Submitted to: Remote Sensing of Environment
Publication Type: Peer reviewed journal
Publication Acceptance Date: 4/29/2005
Publication Date: 7/31/2006
Citation: Bindlish, R., Jackson, T.J., Gasiewski, A., Klein, M., Njoku, E. 2006. Polarimetric scanning radiometer C and X band microwave observations during SMEX02. Remote Sensing of Environment. 103:127-139. Interpretive Summary: The effects of dense agricultural crop conditions on soil moisture retrieval using passive microwave remote sensing were evaluated using ground, aircraft and satellite observations as part of a large scale field campaign in Iowa (SMEX02). The measurement of soil moisture is important for understanding the global hydrologic cycle and its effect on weather and climate. Soil moisture has been difficult variable to measure on a consistent and spatially comprehensive basis in part due to its large spatial and temporal variability. Field campaigns and aircraft observations play an important role in developing and validating algorithms. In SMEX02, aircraft observations were collected using a new version of the Polarimetric Scanning Radiometer (PSR) that provided high spatial resolution measurements at the same low microwave frequencies used by the Advanced Microwave Scanning Radiometer (AMSR-E) on the NASA Aqua satellite. Some of the AMSR-E measurement channels were contaminated with anthropogenic radio frequency interference, which made comparison to the PSR invalid. Aircraft data along with ancillary data were used in a retrieval algorithm to map soil moisture. These soil moisture products provide a validation of the AMSR retrievals and suggest that for vegetation conditions typical of the SMEX02 region that the soil moisture retrieval algorithm can be applied with confidence, however, they also clearly show that vegetation is a very significant factor when interpreting C-band brightness temperatures for soil moisture. These results contribute to the accuracy and reliability of the soil moisture retrievals, which should lead to increased acceptance of the soil moisture products in applications involving hydrology and agriculture.

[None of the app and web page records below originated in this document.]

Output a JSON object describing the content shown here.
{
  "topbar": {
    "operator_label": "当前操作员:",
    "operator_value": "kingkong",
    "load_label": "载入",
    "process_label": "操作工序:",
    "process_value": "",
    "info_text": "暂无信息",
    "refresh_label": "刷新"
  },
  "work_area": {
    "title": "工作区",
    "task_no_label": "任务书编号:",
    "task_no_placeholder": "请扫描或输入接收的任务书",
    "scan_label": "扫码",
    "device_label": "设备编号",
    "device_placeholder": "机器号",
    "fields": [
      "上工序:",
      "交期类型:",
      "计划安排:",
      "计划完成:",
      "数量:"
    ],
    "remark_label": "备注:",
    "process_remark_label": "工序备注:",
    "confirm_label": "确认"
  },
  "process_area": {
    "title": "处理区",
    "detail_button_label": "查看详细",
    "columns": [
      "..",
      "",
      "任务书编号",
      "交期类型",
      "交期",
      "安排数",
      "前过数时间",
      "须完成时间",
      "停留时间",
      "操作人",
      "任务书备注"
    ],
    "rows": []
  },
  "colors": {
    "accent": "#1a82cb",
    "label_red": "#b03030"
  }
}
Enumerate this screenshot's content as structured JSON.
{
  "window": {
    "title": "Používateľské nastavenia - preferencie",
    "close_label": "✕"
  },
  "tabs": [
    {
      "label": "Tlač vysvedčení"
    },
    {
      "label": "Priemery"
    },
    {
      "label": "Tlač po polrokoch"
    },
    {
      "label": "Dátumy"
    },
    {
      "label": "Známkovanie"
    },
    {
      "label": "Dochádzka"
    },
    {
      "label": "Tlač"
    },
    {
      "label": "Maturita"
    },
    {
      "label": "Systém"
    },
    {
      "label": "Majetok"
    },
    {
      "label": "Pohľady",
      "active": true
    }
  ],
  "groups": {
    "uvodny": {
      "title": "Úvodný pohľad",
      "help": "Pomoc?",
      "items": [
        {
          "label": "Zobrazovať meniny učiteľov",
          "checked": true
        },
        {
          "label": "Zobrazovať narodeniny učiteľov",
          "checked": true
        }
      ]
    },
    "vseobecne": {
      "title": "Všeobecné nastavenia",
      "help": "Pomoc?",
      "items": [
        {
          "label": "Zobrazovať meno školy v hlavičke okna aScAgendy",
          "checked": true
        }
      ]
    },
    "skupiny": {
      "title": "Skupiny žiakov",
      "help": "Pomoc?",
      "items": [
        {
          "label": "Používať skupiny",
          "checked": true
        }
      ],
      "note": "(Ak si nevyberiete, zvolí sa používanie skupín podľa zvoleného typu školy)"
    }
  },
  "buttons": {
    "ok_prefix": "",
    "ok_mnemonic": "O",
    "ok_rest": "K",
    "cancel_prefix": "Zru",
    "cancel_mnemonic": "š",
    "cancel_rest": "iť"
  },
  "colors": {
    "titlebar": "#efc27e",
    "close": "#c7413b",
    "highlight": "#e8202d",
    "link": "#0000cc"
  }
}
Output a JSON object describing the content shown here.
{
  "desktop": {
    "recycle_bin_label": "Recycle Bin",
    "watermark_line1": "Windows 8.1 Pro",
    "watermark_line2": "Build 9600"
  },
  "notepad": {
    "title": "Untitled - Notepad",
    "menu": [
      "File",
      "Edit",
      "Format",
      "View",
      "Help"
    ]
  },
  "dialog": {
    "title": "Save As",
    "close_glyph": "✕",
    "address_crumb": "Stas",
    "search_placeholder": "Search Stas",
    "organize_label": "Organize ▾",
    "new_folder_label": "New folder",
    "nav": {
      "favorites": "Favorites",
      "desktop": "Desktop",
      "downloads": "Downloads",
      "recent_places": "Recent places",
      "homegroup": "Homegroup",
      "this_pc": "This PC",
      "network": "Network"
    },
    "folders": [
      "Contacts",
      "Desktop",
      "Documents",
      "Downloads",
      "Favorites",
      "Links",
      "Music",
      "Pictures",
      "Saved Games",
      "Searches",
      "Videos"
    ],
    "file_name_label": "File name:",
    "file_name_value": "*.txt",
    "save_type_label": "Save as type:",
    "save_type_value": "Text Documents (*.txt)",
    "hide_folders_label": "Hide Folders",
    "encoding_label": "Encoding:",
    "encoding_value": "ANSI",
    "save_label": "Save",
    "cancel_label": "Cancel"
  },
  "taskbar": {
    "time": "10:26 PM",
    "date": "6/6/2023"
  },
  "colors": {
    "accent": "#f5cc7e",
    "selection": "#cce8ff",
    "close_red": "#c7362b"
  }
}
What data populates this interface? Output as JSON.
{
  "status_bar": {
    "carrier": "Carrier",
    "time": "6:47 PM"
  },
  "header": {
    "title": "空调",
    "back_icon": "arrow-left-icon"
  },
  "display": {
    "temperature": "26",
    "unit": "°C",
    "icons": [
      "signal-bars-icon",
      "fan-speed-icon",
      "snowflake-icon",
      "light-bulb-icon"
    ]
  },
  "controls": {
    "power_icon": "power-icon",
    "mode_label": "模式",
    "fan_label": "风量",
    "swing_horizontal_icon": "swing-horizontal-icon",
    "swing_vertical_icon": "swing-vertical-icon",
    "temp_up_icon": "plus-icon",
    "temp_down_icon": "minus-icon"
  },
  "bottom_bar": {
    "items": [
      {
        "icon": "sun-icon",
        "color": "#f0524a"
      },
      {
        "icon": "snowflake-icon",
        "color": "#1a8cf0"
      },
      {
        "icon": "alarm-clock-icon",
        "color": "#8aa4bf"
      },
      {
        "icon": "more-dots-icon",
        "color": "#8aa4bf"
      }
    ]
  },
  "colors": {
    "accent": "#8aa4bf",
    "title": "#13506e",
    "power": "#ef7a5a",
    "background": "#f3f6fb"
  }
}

Technical Abstract: Field experiments (SMEX02) were conducted to evaluate the effects of dense agricultural crop conditions on soil moisture retrieval using passive microwave remote sensing. Aircraft observations were collected using a new version of the Polarimetric Scanning Radiometer (PSR) that provided four C band and four X band frequencies. Observations were also available from the Aqua satellite Advanced Microwave Scanning Radiometer (AMSR) at these same frequencies. SMEX02 was conducted over a three-week period during the summer near Ames, Iowa. Corn and soybeans dominate the region. During the study period the corn was approaching it's peak water content state and the soybeans were at the mid point of the growth cycle. Aircraft observations are compared to ground observations and models to develop appropriate parameterizations to describe the effects of corn and soybeans on soil moisture retrieval are developed. Multiple altitude aircraft brightness temperatures were compared to AMSR-E observations to understand brightness temperature scaling and provide validation. The X-band observations from the two sensors were in reasonable agreement. The AMSR-E C-band observations were contaminated with anthropogenic RFI, which made comparison to the PSR invalid Aircraft data along with ancillary data were used in a retrieval algorithm to map soil moisture. The PSR estimated soil moisture retrievals on a field-by-field comparison had a standard error of estimate of 5.5%. The overall error reduced when high altitude soil moisture estimates were aggregated to 25 km resolution (same as AMSR-E EASE grid product resolution) (SEE ~ 2.85%). These soil moisture products provide a validation of the AMSR retrievals. PSR/CX soil moisture images show spatial and temporal patterns consistent with meteorological and soil conditions. The dynamic range of the PSR/CX observations indicates that reasonable soil moisture estimates can be obtained from AMSR, even in areas of high vegetation biomass content.